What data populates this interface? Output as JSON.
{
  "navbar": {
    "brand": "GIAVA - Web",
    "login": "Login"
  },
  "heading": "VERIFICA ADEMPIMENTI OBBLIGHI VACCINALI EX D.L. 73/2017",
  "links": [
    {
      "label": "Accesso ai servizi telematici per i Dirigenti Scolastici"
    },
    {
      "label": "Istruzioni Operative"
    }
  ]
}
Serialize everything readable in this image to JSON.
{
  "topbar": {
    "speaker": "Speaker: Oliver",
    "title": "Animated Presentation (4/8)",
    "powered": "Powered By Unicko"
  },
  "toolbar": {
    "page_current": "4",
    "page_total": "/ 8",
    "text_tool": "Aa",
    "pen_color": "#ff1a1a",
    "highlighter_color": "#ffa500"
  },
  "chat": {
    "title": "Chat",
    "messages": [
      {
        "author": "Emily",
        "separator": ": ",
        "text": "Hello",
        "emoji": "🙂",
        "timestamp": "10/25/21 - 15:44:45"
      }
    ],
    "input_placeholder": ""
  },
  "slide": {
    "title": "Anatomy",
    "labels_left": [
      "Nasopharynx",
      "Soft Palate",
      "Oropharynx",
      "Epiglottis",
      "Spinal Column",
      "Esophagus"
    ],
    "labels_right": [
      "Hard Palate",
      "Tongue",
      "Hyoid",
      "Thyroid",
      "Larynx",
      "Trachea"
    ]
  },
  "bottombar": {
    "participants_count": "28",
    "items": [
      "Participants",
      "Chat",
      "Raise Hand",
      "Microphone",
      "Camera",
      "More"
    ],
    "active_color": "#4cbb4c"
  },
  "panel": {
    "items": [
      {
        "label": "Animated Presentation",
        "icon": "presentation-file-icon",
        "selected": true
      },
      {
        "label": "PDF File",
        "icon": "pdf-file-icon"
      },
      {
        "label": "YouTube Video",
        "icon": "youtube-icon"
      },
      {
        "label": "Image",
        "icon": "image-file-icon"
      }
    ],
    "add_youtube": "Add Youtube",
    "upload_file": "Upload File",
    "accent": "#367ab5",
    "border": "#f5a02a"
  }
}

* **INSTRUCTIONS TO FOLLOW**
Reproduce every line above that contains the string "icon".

* **RESPONSE FOR THIS EXERCISE**
        "icon": "presentation-file-icon",
        "icon": "pdf-file-icon"
        "icon": "youtube-icon"
        "icon": "image-file-icon"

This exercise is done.